TASK DIRECTIONS:
For this task, output every entry below exactly and omit the pictures.

TASK DATA:
* * * * * * * * *

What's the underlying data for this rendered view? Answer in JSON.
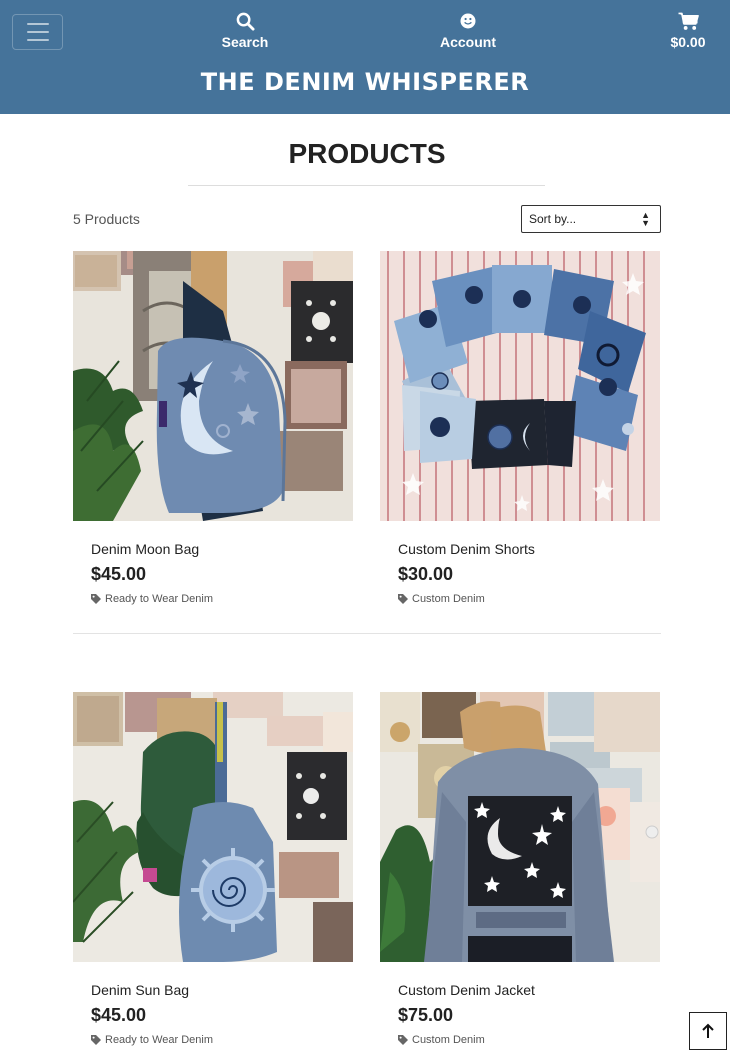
{
  "nav": {
    "toggle_icon": "hamburger-icon",
    "search": {
      "label": "Search",
      "icon": "search-icon"
    },
    "account": {
      "label": "Account",
      "icon": "smiley-icon"
    },
    "cart": {
      "label": "$0.00",
      "icon": "cart-icon"
    },
    "brand": "THE DENIM WHISPERER",
    "background_color": "#45739a"
  },
  "page": {
    "title": "PRODUCTS",
    "count": "5 Products",
    "sort": {
      "selected": "Sort by..."
    }
  },
  "products": [
    {
      "name": "Denim Moon Bag",
      "price": "$45.00",
      "category": "Ready to Wear Denim",
      "image": "denim-moon-bag-photo"
    },
    {
      "name": "Custom Denim Shorts",
      "price": "$30.00",
      "category": "Custom Denim",
      "image": "custom-denim-shorts-photo"
    },
    {
      "name": "Denim Sun Bag",
      "price": "$45.00",
      "category": "Ready to Wear Denim",
      "image": "denim-sun-bag-photo"
    },
    {
      "name": "Custom Denim Jacket",
      "price": "$75.00",
      "category": "Custom Denim",
      "image": "custom-denim-jacket-photo"
    }
  ],
  "back_to_top_icon": "arrow-up-icon"
}
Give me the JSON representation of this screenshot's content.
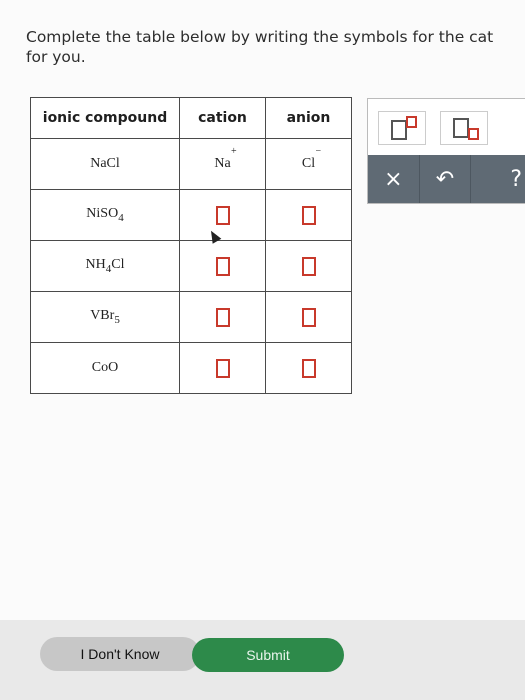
{
  "instructions": "Complete the table below by writing the symbols for the cat\nfor you.",
  "table": {
    "headers": [
      "ionic compound",
      "cation",
      "anion"
    ],
    "rows": [
      {
        "compound": "NaCl",
        "cation_symbol": "Na",
        "cation_charge": "+",
        "anion_symbol": "Cl",
        "anion_charge": "−"
      },
      {
        "compound_base": "NiSO",
        "compound_sub": "4"
      },
      {
        "compound_base": "NH",
        "compound_sub": "4",
        "compound_tail": "Cl"
      },
      {
        "compound_base": "VBr",
        "compound_sub": "5"
      },
      {
        "compound": "CoO"
      }
    ]
  },
  "toolbar": {
    "superscript_icon": "superscript-box-icon",
    "subscript_icon": "subscript-box-icon",
    "clear_label": "×",
    "undo_label": "↶",
    "help_label": "?"
  },
  "buttons": {
    "dont_know": "I Don't Know",
    "submit": "Submit"
  }
}
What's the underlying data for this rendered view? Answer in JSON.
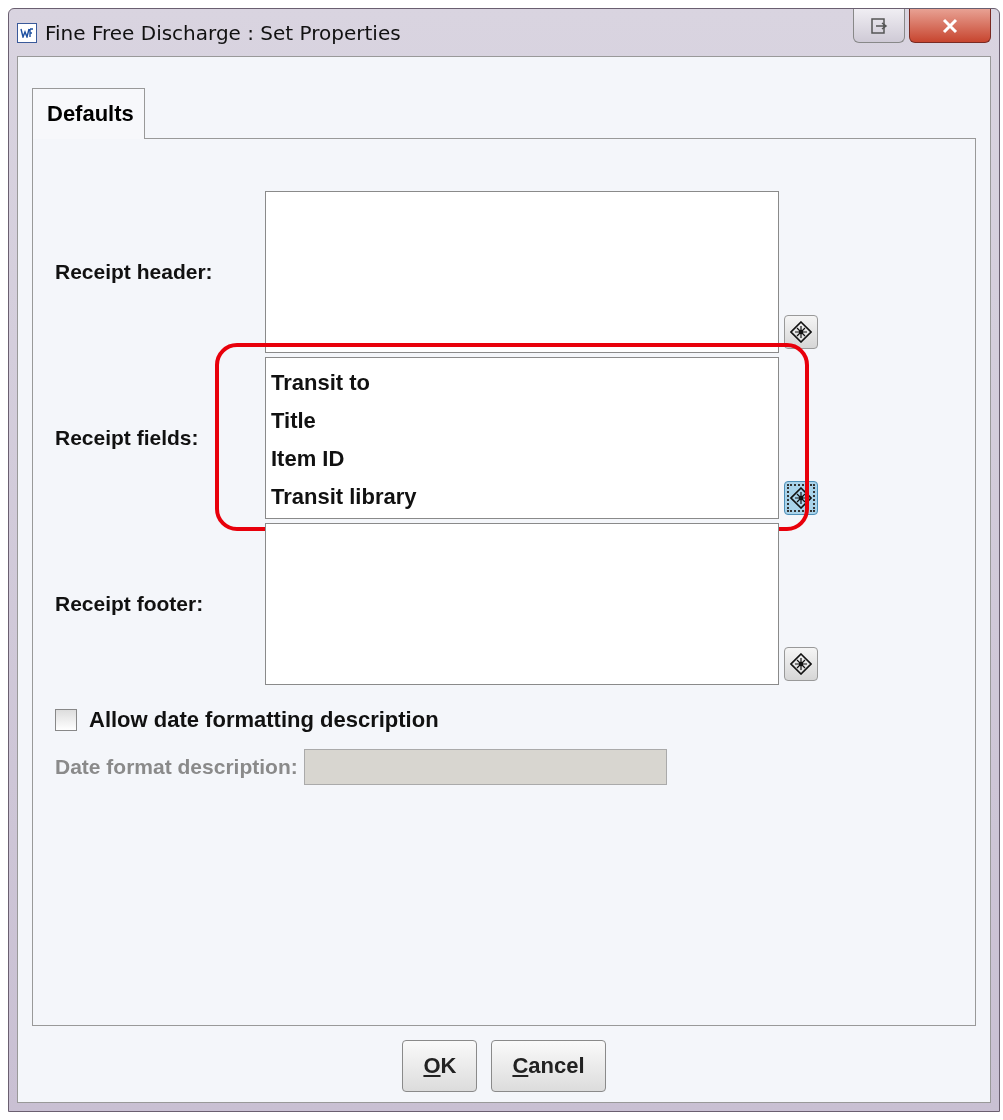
{
  "window": {
    "title": "Fine Free Discharge : Set Properties"
  },
  "tabs": [
    {
      "label": "Defaults",
      "selected": true
    }
  ],
  "sections": [
    {
      "label": "Receipt header:",
      "highlighted": false,
      "button_focused": false
    },
    {
      "label": "Receipt fields:",
      "lines": [
        "Transit to",
        "Title",
        "Item ID",
        "Transit library"
      ],
      "highlighted": true,
      "button_focused": true
    },
    {
      "label": "Receipt footer:",
      "highlighted": false,
      "button_focused": false
    }
  ],
  "allow_date": {
    "label": "Allow date formatting description",
    "checked": false
  },
  "date_format": {
    "label": "Date format description:",
    "disabled": true
  },
  "buttons": [
    {
      "label": "OK",
      "underline_first": true
    },
    {
      "label": "Cancel",
      "underline_first": true
    }
  ]
}
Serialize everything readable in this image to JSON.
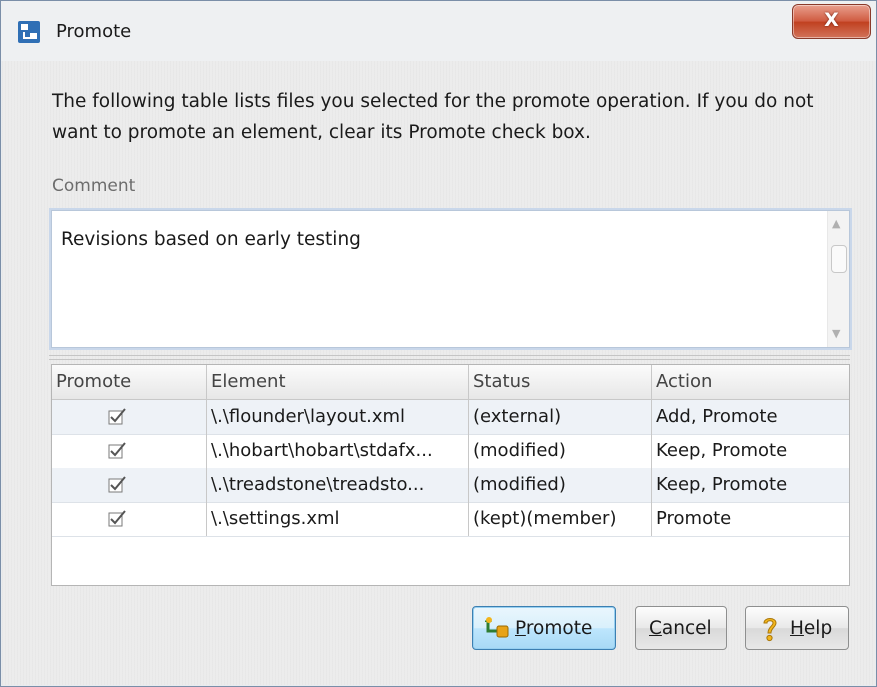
{
  "window": {
    "title": "Promote",
    "close_label": "X"
  },
  "instructions": "The following table lists files you selected for the promote operation. If you do not want to promote an element, clear its Promote check box.",
  "comment": {
    "label": "Comment",
    "value": "Revisions based on early testing"
  },
  "table": {
    "headers": {
      "promote": "Promote",
      "element": "Element",
      "status": "Status",
      "action": "Action"
    },
    "rows": [
      {
        "promote": true,
        "element": "\\.\\flounder\\layout.xml",
        "status": "(external)",
        "action": "Add, Promote"
      },
      {
        "promote": true,
        "element": "\\.\\hobart\\hobart\\stdafx...",
        "status": "(modified)",
        "action": "Keep, Promote"
      },
      {
        "promote": true,
        "element": "\\.\\treadstone\\treadsto...",
        "status": "(modified)",
        "action": "Keep, Promote"
      },
      {
        "promote": true,
        "element": "\\.\\settings.xml",
        "status": "(kept)(member)",
        "action": "Promote"
      }
    ]
  },
  "buttons": {
    "promote": {
      "mnemonic": "P",
      "rest": "romote"
    },
    "cancel": {
      "mnemonic": "C",
      "rest": "ancel"
    },
    "help": {
      "mnemonic": "H",
      "rest": "elp"
    }
  },
  "colors": {
    "default_button": "#bee6fd",
    "close_button": "#c0401f",
    "row_alt": "#eef2f7"
  }
}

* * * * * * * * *

RESPONSE TO THIS EXERCISE:
What's the underlying data for this rendered view? Answer in JSON.
{
  "nav": {
    "toggle_icon": "hamburger-icon",
    "search": {
      "label": "Search",
      "icon": "search-icon"
    },
    "account": {
      "label": "Account",
      "icon": "smiley-icon"
    },
    "cart": {
      "label": "$0.00",
      "icon": "cart-icon"
    },
    "brand": "THE DENIM WHISPERER",
    "background_color": "#45739a"
  },
  "page": {
    "title": "PRODUCTS",
    "count": "5 Products",
    "sort": {
      "selected": "Sort by..."
    }
  },
  "products": [
    {
      "name": "Denim Moon Bag",
      "price": "$45.00",
      "category": "Ready to Wear Denim",
      "image": "denim-moon-bag-photo"
    },
    {
      "name": "Custom Denim Shorts",
      "price": "$30.00",
      "category": "Custom Denim",
      "image": "custom-denim-shorts-photo"
    },
    {
      "name": "Denim Sun Bag",
      "price": "$45.00",
      "category": "Ready to Wear Denim",
      "image": "denim-sun-bag-photo"
    },
    {
      "name": "Custom Denim Jacket",
      "price": "$75.00",
      "category": "Custom Denim",
      "image": "custom-denim-jacket-photo"
    }
  ],
  "back_to_top_icon": "arrow-up-icon"
}
Give me the JSON representation of this screenshot's content.
{
  "instructions": "Complete the table below by writing the symbols for the cat\nfor you.",
  "table": {
    "headers": [
      "ionic compound",
      "cation",
      "anion"
    ],
    "rows": [
      {
        "compound": "NaCl",
        "cation_symbol": "Na",
        "cation_charge": "+",
        "anion_symbol": "Cl",
        "anion_charge": "−"
      },
      {
        "compound_base": "NiSO",
        "compound_sub": "4"
      },
      {
        "compound_base": "NH",
        "compound_sub": "4",
        "compound_tail": "Cl"
      },
      {
        "compound_base": "VBr",
        "compound_sub": "5"
      },
      {
        "compound": "CoO"
      }
    ]
  },
  "toolbar": {
    "superscript_icon": "superscript-box-icon",
    "subscript_icon": "subscript-box-icon",
    "clear_label": "×",
    "undo_label": "↶",
    "help_label": "?"
  },
  "buttons": {
    "dont_know": "I Don't Know",
    "submit": "Submit"
  }
}
What's the underlying data for this rendered view? Answer in JSON.
{
  "window": {
    "title": "Fine Free Discharge : Set Properties"
  },
  "tabs": [
    {
      "label": "Defaults",
      "selected": true
    }
  ],
  "sections": [
    {
      "label": "Receipt header:",
      "highlighted": false,
      "button_focused": false
    },
    {
      "label": "Receipt fields:",
      "lines": [
        "Transit to",
        "Title",
        "Item ID",
        "Transit library"
      ],
      "highlighted": true,
      "button_focused": true
    },
    {
      "label": "Receipt footer:",
      "highlighted": false,
      "button_focused": false
    }
  ],
  "allow_date": {
    "label": "Allow date formatting description",
    "checked": false
  },
  "date_format": {
    "label": "Date format description:",
    "disabled": true
  },
  "buttons": [
    {
      "label": "OK",
      "underline_first": true
    },
    {
      "label": "Cancel",
      "underline_first": true
    }
  ]
}
Serialize everything readable in this image to JSON.
{
  "window": {
    "title": "Promote",
    "close_label": "X"
  },
  "instructions": "The following table lists files you selected for the promote operation. If you do not want to promote an element, clear its Promote check box.",
  "comment": {
    "label": "Comment",
    "value": "Revisions based on early testing"
  },
  "table": {
    "headers": {
      "promote": "Promote",
      "element": "Element",
      "status": "Status",
      "action": "Action"
    },
    "rows": [
      {
        "promote": true,
        "element": "\\.\\flounder\\layout.xml",
        "status": "(external)",
        "action": "Add, Promote"
      },
      {
        "promote": true,
        "element": "\\.\\hobart\\hobart\\stdafx...",
        "status": "(modified)",
        "action": "Keep, Promote"
      },
      {
        "promote": true,
        "element": "\\.\\treadstone\\treadsto...",
        "status": "(modified)",
        "action": "Keep, Promote"
      },
      {
        "promote": true,
        "element": "\\.\\settings.xml",
        "status": "(kept)(member)",
        "action": "Promote"
      }
    ]
  },
  "buttons": {
    "promote": {
      "mnemonic": "P",
      "rest": "romote"
    },
    "cancel": {
      "mnemonic": "C",
      "rest": "ancel"
    },
    "help": {
      "mnemonic": "H",
      "rest": "elp"
    }
  },
  "colors": {
    "default_button": "#bee6fd",
    "close_button": "#c0401f",
    "row_alt": "#eef2f7"
  }
}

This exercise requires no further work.